**What you have to do**
Scan the records for "SNMP". Report each line that includes it.

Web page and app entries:
- - - -
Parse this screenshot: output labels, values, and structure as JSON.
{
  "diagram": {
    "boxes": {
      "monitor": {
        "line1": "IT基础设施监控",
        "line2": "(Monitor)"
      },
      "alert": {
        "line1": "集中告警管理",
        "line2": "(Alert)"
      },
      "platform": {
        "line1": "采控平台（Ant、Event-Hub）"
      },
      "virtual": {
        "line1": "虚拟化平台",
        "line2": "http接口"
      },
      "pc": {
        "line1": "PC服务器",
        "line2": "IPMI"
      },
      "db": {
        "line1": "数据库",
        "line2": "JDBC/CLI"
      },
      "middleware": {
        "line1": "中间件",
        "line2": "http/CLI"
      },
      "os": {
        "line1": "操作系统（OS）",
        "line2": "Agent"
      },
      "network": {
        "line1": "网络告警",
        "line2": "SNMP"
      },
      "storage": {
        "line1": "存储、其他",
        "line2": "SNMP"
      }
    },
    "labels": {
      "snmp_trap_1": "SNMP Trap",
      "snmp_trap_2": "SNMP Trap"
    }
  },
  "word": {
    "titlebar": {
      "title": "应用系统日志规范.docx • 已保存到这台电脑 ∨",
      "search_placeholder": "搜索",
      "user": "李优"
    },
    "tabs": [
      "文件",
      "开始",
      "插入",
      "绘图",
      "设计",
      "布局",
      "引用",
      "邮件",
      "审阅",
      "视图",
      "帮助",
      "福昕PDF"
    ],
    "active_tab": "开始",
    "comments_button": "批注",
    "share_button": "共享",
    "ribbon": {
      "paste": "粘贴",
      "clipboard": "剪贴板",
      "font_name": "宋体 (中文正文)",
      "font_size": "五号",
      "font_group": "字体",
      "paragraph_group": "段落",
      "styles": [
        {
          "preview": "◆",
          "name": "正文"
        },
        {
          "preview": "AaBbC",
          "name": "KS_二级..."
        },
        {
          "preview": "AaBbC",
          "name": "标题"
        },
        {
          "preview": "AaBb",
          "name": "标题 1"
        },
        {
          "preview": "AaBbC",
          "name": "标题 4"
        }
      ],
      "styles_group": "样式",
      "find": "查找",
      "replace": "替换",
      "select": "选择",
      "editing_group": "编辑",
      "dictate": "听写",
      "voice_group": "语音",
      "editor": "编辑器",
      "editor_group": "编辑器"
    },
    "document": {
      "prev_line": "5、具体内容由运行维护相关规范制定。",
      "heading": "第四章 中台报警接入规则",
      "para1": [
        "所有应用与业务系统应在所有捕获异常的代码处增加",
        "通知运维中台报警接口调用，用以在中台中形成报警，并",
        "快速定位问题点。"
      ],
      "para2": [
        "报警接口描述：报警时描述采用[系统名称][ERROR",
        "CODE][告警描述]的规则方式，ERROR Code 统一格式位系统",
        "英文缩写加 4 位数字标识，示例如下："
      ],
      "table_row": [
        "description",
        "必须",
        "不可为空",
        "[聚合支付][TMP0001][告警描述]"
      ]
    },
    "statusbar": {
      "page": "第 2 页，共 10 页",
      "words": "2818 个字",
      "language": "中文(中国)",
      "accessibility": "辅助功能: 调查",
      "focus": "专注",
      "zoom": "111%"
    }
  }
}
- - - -
**Written answer**
        "line2": "SNMP"
        "line2": "SNMP"
      "snmp_trap_1": "SNMP Trap",
      "snmp_trap_2": "SNMP Trap"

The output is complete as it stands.